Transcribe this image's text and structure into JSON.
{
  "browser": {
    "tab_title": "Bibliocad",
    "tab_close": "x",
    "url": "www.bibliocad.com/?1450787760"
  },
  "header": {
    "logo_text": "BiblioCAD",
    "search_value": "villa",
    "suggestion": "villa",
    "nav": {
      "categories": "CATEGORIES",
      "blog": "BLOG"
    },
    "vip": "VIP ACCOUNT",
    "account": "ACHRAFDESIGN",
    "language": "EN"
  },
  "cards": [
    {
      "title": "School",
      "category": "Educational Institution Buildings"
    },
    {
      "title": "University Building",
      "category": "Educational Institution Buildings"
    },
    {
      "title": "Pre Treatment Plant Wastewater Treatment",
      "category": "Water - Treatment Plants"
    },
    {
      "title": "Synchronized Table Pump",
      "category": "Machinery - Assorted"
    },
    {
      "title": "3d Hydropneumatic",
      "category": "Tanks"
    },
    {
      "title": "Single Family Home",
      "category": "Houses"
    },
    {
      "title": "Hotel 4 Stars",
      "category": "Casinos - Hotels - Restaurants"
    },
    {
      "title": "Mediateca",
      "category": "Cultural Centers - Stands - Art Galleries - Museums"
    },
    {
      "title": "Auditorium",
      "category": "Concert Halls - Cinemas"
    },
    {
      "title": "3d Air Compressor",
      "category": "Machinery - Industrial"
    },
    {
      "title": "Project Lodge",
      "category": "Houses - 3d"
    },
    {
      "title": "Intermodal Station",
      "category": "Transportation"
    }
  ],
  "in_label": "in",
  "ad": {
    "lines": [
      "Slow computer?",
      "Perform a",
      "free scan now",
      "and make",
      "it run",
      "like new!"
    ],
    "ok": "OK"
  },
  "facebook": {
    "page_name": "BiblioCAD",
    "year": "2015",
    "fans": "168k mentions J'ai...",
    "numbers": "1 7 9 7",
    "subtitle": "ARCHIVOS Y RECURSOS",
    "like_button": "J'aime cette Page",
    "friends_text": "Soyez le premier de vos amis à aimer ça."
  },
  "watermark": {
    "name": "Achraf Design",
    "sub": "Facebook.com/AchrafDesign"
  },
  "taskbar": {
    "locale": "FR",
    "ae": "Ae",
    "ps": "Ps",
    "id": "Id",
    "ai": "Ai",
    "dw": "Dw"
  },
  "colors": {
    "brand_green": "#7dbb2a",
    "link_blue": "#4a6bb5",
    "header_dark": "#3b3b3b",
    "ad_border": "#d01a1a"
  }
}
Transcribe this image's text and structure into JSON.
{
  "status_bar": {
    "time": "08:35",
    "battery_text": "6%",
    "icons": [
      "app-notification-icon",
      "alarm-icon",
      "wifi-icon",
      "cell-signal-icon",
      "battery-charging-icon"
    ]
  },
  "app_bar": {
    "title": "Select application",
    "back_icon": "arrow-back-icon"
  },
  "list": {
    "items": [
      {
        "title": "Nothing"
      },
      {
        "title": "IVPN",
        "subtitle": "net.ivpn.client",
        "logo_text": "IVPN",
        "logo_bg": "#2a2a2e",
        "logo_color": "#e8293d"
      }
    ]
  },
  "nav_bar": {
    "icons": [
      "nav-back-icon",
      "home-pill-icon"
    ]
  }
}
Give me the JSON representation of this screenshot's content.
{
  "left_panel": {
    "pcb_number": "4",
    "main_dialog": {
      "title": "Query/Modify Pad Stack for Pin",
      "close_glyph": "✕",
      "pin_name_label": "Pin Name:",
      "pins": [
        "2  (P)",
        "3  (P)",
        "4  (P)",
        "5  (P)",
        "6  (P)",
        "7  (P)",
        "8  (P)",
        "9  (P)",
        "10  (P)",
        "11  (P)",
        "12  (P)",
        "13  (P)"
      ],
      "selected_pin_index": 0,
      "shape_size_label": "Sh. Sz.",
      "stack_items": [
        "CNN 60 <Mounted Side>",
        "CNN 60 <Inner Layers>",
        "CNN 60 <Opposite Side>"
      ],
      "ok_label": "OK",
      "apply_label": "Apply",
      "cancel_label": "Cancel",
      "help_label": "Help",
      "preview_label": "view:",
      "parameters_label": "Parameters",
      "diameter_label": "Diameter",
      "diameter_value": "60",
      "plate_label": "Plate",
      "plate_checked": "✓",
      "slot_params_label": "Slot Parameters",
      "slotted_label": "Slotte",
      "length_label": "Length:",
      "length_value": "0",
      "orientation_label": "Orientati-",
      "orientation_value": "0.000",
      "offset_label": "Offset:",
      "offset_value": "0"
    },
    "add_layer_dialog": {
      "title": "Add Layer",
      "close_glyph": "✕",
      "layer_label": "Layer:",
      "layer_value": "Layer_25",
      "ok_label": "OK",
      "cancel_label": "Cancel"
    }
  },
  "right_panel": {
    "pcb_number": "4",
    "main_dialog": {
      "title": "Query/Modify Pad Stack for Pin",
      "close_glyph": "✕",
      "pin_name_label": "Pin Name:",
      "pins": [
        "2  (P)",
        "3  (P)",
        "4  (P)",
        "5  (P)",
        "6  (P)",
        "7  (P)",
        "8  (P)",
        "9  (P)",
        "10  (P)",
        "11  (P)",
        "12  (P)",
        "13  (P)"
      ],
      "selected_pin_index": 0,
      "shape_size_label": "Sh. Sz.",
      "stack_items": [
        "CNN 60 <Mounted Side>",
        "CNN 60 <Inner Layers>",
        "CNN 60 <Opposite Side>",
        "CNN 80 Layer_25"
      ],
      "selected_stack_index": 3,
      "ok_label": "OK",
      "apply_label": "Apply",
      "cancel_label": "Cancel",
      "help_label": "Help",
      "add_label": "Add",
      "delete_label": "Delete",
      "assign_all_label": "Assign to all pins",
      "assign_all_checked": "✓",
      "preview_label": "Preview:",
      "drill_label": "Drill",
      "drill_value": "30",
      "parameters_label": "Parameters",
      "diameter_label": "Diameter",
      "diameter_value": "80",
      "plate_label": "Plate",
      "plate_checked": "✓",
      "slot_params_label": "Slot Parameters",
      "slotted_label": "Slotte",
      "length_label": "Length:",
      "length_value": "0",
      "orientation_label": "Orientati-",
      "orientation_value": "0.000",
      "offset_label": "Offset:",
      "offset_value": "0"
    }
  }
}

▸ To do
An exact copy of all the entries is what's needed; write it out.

▸ Answer to this problem
Transcribe this image's text and structure into JSON.
{
  "browser": {
    "tab_title": "Bibliocad",
    "tab_close": "x",
    "url": "www.bibliocad.com/?1450787760"
  },
  "header": {
    "logo_text": "BiblioCAD",
    "search_value": "villa",
    "suggestion": "villa",
    "nav": {
      "categories": "CATEGORIES",
      "blog": "BLOG"
    },
    "vip": "VIP ACCOUNT",
    "account": "ACHRAFDESIGN",
    "language": "EN"
  },
  "cards": [
    {
      "title": "School",
      "category": "Educational Institution Buildings"
    },
    {
      "title": "University Building",
      "category": "Educational Institution Buildings"
    },
    {
      "title": "Pre Treatment Plant Wastewater Treatment",
      "category": "Water - Treatment Plants"
    },
    {
      "title": "Synchronized Table Pump",
      "category": "Machinery - Assorted"
    },
    {
      "title": "3d Hydropneumatic",
      "category": "Tanks"
    },
    {
      "title": "Single Family Home",
      "category": "Houses"
    },
    {
      "title": "Hotel 4 Stars",
      "category": "Casinos - Hotels - Restaurants"
    },
    {
      "title": "Mediateca",
      "category": "Cultural Centers - Stands - Art Galleries - Museums"
    },
    {
      "title": "Auditorium",
      "category": "Concert Halls - Cinemas"
    },
    {
      "title": "3d Air Compressor",
      "category": "Machinery - Industrial"
    },
    {
      "title": "Project Lodge",
      "category": "Houses - 3d"
    },
    {
      "title": "Intermodal Station",
      "category": "Transportation"
    }
  ],
  "in_label": "in",
  "ad": {
    "lines": [
      "Slow computer?",
      "Perform a",
      "free scan now",
      "and make",
      "it run",
      "like new!"
    ],
    "ok": "OK"
  },
  "facebook": {
    "page_name": "BiblioCAD",
    "year": "2015",
    "fans": "168k mentions J'ai...",
    "numbers": "1 7 9 7",
    "subtitle": "ARCHIVOS Y RECURSOS",
    "like_button": "J'aime cette Page",
    "friends_text": "Soyez le premier de vos amis à aimer ça."
  },
  "watermark": {
    "name": "Achraf Design",
    "sub": "Facebook.com/AchrafDesign"
  },
  "taskbar": {
    "locale": "FR",
    "ae": "Ae",
    "ps": "Ps",
    "id": "Id",
    "ai": "Ai",
    "dw": "Dw"
  },
  "colors": {
    "brand_green": "#7dbb2a",
    "link_blue": "#4a6bb5",
    "header_dark": "#3b3b3b",
    "ad_border": "#d01a1a"
  }
}
Transcribe this image's text and structure into JSON.
{
  "status_bar": {
    "time": "08:35",
    "battery_text": "6%",
    "icons": [
      "app-notification-icon",
      "alarm-icon",
      "wifi-icon",
      "cell-signal-icon",
      "battery-charging-icon"
    ]
  },
  "app_bar": {
    "title": "Select application",
    "back_icon": "arrow-back-icon"
  },
  "list": {
    "items": [
      {
        "title": "Nothing"
      },
      {
        "title": "IVPN",
        "subtitle": "net.ivpn.client",
        "logo_text": "IVPN",
        "logo_bg": "#2a2a2e",
        "logo_color": "#e8293d"
      }
    ]
  },
  "nav_bar": {
    "icons": [
      "nav-back-icon",
      "home-pill-icon"
    ]
  }
}
Give me the JSON representation of this screenshot's content.
{
  "left_panel": {
    "pcb_number": "4",
    "main_dialog": {
      "title": "Query/Modify Pad Stack for Pin",
      "close_glyph": "✕",
      "pin_name_label": "Pin Name:",
      "pins": [
        "2  (P)",
        "3  (P)",
        "4  (P)",
        "5  (P)",
        "6  (P)",
        "7  (P)",
        "8  (P)",
        "9  (P)",
        "10  (P)",
        "11  (P)",
        "12  (P)",
        "13  (P)"
      ],
      "selected_pin_index": 0,
      "shape_size_label": "Sh. Sz.",
      "stack_items": [
        "CNN 60 <Mounted Side>",
        "CNN 60 <Inner Layers>",
        "CNN 60 <Opposite Side>"
      ],
      "ok_label": "OK",
      "apply_label": "Apply",
      "cancel_label": "Cancel",
      "help_label": "Help",
      "preview_label": "view:",
      "parameters_label": "Parameters",
      "diameter_label": "Diameter",
      "diameter_value": "60",
      "plate_label": "Plate",
      "plate_checked": "✓",
      "slot_params_label": "Slot Parameters",
      "slotted_label": "Slotte",
      "length_label": "Length:",
      "length_value": "0",
      "orientation_label": "Orientati-",
      "orientation_value": "0.000",
      "offset_label": "Offset:",
      "offset_value": "0"
    },
    "add_layer_dialog": {
      "title": "Add Layer",
      "close_glyph": "✕",
      "layer_label": "Layer:",
      "layer_value": "Layer_25",
      "ok_label": "OK",
      "cancel_label": "Cancel"
    }
  },
  "right_panel": {
    "pcb_number": "4",
    "main_dialog": {
      "title": "Query/Modify Pad Stack for Pin",
      "close_glyph": "✕",
      "pin_name_label": "Pin Name:",
      "pins": [
        "2  (P)",
        "3  (P)",
        "4  (P)",
        "5  (P)",
        "6  (P)",
        "7  (P)",
        "8  (P)",
        "9  (P)",
        "10  (P)",
        "11  (P)",
        "12  (P)",
        "13  (P)"
      ],
      "selected_pin_index": 0,
      "shape_size_label": "Sh. Sz.",
      "stack_items": [
        "CNN 60 <Mounted Side>",
        "CNN 60 <Inner Layers>",
        "CNN 60 <Opposite Side>",
        "CNN 80 Layer_25"
      ],
      "selected_stack_index": 3,
      "ok_label": "OK",
      "apply_label": "Apply",
      "cancel_label": "Cancel",
      "help_label": "Help",
      "add_label": "Add",
      "delete_label": "Delete",
      "assign_all_label": "Assign to all pins",
      "assign_all_checked": "✓",
      "preview_label": "Preview:",
      "drill_label": "Drill",
      "drill_value": "30",
      "parameters_label": "Parameters",
      "diameter_label": "Diameter",
      "diameter_value": "80",
      "plate_label": "Plate",
      "plate_checked": "✓",
      "slot_params_label": "Slot Parameters",
      "slotted_label": "Slotte",
      "length_label": "Length:",
      "length_value": "0",
      "orientation_label": "Orientati-",
      "orientation_value": "0.000",
      "offset_label": "Offset:",
      "offset_value": "0"
    }
  }
}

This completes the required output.